Work request → Could you return every record below exactly as it stands, leaving out the pictures?

***

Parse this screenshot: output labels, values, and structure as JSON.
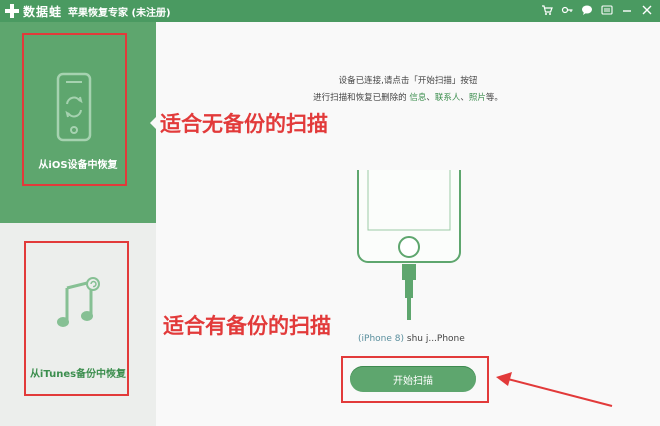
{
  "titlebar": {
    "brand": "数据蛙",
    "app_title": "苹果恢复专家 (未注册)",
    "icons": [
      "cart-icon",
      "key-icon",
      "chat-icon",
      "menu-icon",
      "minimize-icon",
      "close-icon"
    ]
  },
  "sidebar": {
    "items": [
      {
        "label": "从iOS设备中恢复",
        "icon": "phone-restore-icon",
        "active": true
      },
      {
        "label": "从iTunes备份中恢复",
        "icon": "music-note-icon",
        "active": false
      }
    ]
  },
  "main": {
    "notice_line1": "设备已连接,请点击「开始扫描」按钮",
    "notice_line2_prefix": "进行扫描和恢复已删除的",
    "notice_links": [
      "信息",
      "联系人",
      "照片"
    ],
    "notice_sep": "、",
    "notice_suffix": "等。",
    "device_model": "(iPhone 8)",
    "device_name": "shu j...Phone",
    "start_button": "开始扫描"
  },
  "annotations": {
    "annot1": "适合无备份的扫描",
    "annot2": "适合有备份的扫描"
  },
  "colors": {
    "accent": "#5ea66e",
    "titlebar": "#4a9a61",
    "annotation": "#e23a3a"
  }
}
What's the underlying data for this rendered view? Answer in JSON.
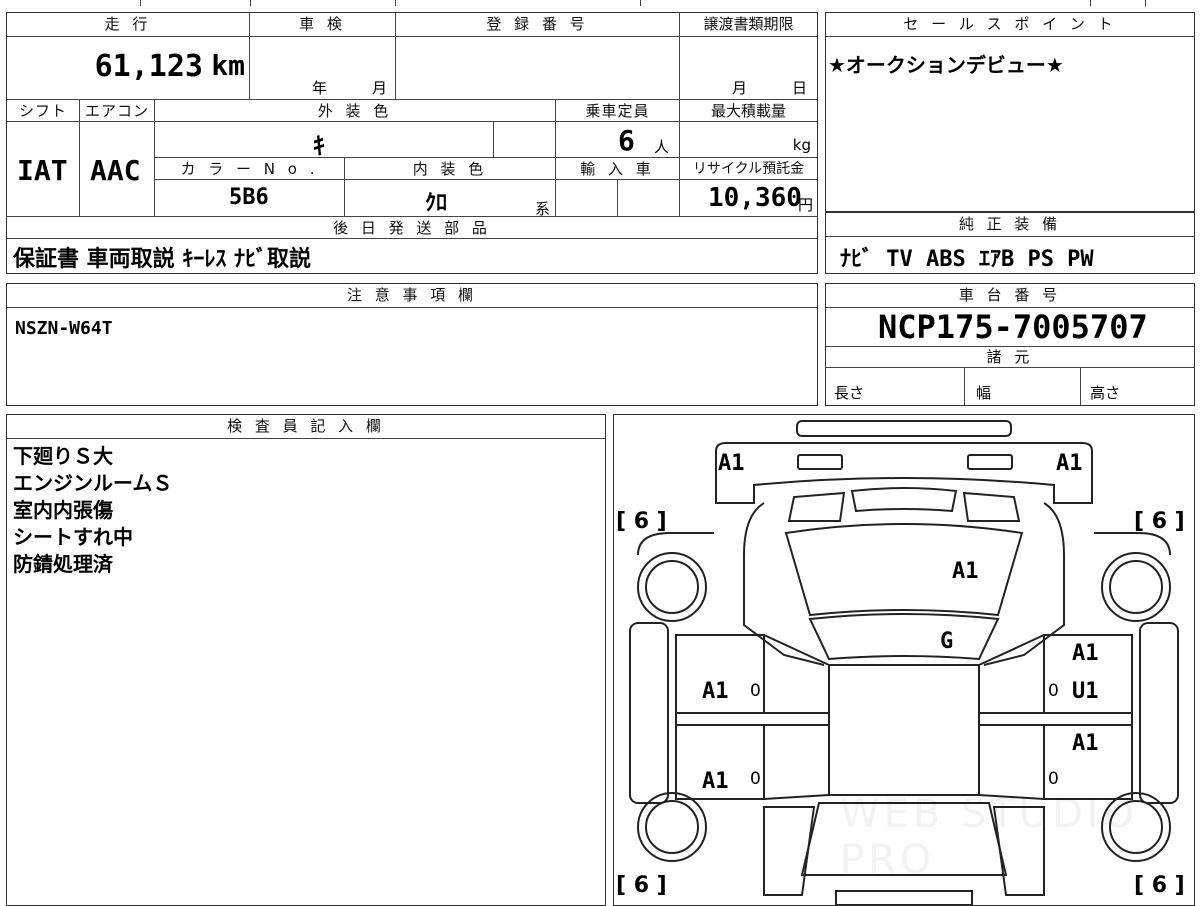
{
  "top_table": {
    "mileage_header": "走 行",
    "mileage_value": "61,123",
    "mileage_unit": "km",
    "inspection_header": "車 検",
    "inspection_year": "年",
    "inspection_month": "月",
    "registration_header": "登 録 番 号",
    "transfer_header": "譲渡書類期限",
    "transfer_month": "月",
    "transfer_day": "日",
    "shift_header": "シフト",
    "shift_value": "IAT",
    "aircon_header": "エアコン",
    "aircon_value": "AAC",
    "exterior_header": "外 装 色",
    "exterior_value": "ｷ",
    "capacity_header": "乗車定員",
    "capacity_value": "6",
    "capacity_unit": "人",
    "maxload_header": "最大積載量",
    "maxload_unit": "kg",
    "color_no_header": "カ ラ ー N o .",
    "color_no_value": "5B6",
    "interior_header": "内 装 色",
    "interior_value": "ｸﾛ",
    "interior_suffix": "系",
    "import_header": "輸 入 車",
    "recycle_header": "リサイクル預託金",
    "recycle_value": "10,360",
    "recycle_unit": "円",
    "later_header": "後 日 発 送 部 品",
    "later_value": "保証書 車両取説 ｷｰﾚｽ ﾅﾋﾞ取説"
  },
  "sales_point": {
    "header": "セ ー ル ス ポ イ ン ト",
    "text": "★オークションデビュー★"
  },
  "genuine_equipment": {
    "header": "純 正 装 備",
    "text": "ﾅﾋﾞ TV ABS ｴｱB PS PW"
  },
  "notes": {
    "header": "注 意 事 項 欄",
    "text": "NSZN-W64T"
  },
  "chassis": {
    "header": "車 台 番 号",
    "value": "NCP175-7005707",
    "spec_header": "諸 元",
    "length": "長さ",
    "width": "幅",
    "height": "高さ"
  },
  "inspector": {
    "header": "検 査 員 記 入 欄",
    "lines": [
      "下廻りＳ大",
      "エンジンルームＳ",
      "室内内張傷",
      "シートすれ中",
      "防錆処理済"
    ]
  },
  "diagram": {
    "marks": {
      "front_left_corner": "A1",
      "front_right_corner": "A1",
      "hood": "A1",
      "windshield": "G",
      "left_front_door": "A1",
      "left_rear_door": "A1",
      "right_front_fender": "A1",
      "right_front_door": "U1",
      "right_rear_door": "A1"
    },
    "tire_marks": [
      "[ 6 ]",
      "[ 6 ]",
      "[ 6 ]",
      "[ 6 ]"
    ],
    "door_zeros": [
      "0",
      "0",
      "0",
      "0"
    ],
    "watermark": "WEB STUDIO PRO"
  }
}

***

Task response →
Parse this screenshot: output labels, values, and structure as JSON.
{
  "titlebar": {
    "brand": "数据蛙",
    "app_title": "苹果恢复专家 (未注册)",
    "icons": [
      "cart-icon",
      "key-icon",
      "chat-icon",
      "menu-icon",
      "minimize-icon",
      "close-icon"
    ]
  },
  "sidebar": {
    "items": [
      {
        "label": "从iOS设备中恢复",
        "icon": "phone-restore-icon",
        "active": true
      },
      {
        "label": "从iTunes备份中恢复",
        "icon": "music-note-icon",
        "active": false
      }
    ]
  },
  "main": {
    "notice_line1": "设备已连接,请点击「开始扫描」按钮",
    "notice_line2_prefix": "进行扫描和恢复已删除的",
    "notice_links": [
      "信息",
      "联系人",
      "照片"
    ],
    "notice_sep": "、",
    "notice_suffix": "等。",
    "device_model": "(iPhone 8)",
    "device_name": "shu j...Phone",
    "start_button": "开始扫描"
  },
  "annotations": {
    "annot1": "适合无备份的扫描",
    "annot2": "适合有备份的扫描"
  },
  "colors": {
    "accent": "#5ea66e",
    "titlebar": "#4a9a61",
    "annotation": "#e23a3a"
  }
}
What's the underlying data for this rendered view? Answer in JSON.
{
  "top_table": {
    "mileage_header": "走 行",
    "mileage_value": "61,123",
    "mileage_unit": "km",
    "inspection_header": "車 検",
    "inspection_year": "年",
    "inspection_month": "月",
    "registration_header": "登 録 番 号",
    "transfer_header": "譲渡書類期限",
    "transfer_month": "月",
    "transfer_day": "日",
    "shift_header": "シフト",
    "shift_value": "IAT",
    "aircon_header": "エアコン",
    "aircon_value": "AAC",
    "exterior_header": "外 装 色",
    "exterior_value": "ｷ",
    "capacity_header": "乗車定員",
    "capacity_value": "6",
    "capacity_unit": "人",
    "maxload_header": "最大積載量",
    "maxload_unit": "kg",
    "color_no_header": "カ ラ ー N o .",
    "color_no_value": "5B6",
    "interior_header": "内 装 色",
    "interior_value": "ｸﾛ",
    "interior_suffix": "系",
    "import_header": "輸 入 車",
    "recycle_header": "リサイクル預託金",
    "recycle_value": "10,360",
    "recycle_unit": "円",
    "later_header": "後 日 発 送 部 品",
    "later_value": "保証書 車両取説 ｷｰﾚｽ ﾅﾋﾞ取説"
  },
  "sales_point": {
    "header": "セ ー ル ス ポ イ ン ト",
    "text": "★オークションデビュー★"
  },
  "genuine_equipment": {
    "header": "純 正 装 備",
    "text": "ﾅﾋﾞ TV ABS ｴｱB PS PW"
  },
  "notes": {
    "header": "注 意 事 項 欄",
    "text": "NSZN-W64T"
  },
  "chassis": {
    "header": "車 台 番 号",
    "value": "NCP175-7005707",
    "spec_header": "諸 元",
    "length": "長さ",
    "width": "幅",
    "height": "高さ"
  },
  "inspector": {
    "header": "検 査 員 記 入 欄",
    "lines": [
      "下廻りＳ大",
      "エンジンルームＳ",
      "室内内張傷",
      "シートすれ中",
      "防錆処理済"
    ]
  },
  "diagram": {
    "marks": {
      "front_left_corner": "A1",
      "front_right_corner": "A1",
      "hood": "A1",
      "windshield": "G",
      "left_front_door": "A1",
      "left_rear_door": "A1",
      "right_front_fender": "A1",
      "right_front_door": "U1",
      "right_rear_door": "A1"
    },
    "tire_marks": [
      "[ 6 ]",
      "[ 6 ]",
      "[ 6 ]",
      "[ 6 ]"
    ],
    "door_zeros": [
      "0",
      "0",
      "0",
      "0"
    ],
    "watermark": "WEB STUDIO PRO"
  }
}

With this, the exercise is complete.